**Supplied records**

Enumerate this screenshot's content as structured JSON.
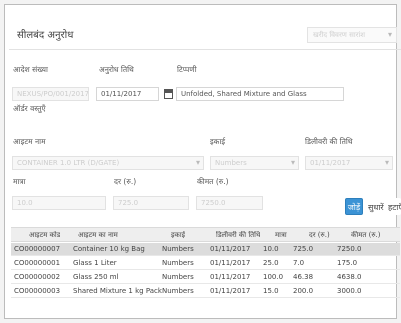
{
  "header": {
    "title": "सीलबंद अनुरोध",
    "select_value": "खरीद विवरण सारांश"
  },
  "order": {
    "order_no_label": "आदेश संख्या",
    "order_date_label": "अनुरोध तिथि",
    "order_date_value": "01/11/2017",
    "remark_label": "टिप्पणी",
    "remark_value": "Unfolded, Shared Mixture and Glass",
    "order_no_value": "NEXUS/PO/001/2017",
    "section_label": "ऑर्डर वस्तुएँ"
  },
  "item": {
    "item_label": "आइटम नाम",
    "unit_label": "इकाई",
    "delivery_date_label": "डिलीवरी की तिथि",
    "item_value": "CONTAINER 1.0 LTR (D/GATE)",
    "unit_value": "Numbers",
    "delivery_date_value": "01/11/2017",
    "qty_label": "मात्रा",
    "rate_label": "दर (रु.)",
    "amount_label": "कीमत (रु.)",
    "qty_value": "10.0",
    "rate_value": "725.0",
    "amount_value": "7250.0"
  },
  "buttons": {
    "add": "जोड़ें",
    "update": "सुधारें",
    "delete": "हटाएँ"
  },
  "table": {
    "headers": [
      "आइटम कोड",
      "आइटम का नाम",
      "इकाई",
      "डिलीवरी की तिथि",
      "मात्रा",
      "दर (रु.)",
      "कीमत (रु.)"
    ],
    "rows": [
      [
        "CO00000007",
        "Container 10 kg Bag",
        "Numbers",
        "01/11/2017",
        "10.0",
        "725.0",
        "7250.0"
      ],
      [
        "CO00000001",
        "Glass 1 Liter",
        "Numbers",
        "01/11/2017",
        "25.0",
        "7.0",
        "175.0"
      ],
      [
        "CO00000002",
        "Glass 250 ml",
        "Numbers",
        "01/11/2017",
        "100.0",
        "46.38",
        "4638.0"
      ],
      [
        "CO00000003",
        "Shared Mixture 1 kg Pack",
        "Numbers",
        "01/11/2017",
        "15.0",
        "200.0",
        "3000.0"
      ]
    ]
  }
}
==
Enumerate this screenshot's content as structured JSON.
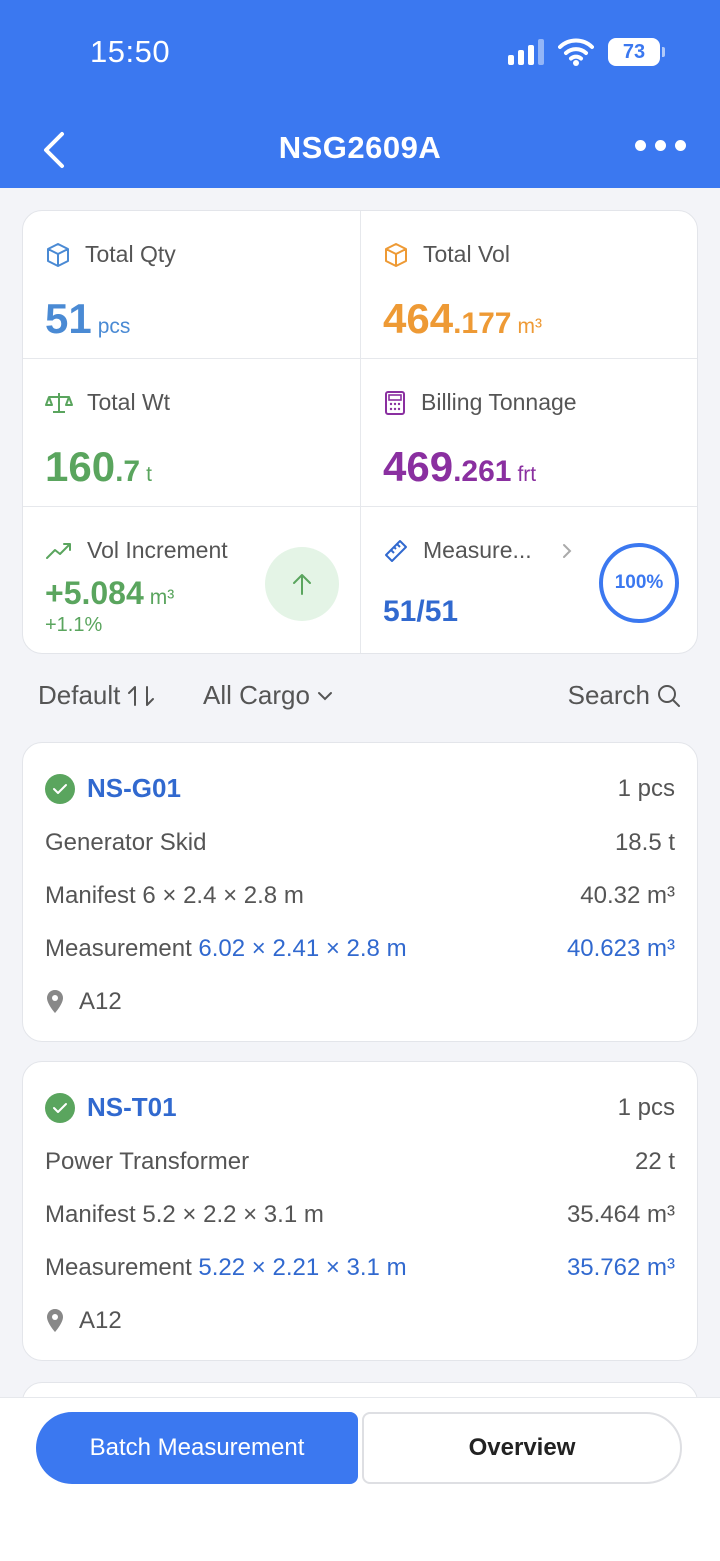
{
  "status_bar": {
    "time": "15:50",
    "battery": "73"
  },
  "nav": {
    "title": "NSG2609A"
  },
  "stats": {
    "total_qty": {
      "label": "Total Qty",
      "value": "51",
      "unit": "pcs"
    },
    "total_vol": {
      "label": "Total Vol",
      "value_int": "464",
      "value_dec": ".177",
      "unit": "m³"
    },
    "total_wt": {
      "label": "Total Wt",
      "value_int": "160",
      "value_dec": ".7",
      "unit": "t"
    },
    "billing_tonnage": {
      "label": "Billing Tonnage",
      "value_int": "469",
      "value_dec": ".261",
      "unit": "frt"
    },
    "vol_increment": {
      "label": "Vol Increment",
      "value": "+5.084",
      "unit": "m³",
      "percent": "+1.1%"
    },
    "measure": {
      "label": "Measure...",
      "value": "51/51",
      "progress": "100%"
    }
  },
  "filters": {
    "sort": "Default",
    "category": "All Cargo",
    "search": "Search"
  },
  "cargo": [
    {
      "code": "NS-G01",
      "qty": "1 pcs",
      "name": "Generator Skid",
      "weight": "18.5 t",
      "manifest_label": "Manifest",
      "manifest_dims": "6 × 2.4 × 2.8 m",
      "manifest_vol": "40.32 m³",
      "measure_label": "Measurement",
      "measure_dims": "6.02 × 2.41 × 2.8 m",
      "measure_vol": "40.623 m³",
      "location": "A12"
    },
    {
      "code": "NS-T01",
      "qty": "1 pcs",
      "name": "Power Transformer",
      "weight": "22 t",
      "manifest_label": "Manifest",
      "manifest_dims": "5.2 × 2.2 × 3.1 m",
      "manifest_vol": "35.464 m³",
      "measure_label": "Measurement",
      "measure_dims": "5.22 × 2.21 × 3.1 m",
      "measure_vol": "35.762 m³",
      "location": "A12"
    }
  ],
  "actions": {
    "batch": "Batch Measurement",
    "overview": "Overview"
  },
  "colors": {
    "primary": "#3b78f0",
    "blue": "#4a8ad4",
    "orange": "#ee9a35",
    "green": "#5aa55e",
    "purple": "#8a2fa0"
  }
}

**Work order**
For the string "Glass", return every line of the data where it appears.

**Reply to the exercise**
    "remark_value": "Unfolded, Shared Mixture and Glass",
        "Glass 1 Liter",
        "Glass 250 ml",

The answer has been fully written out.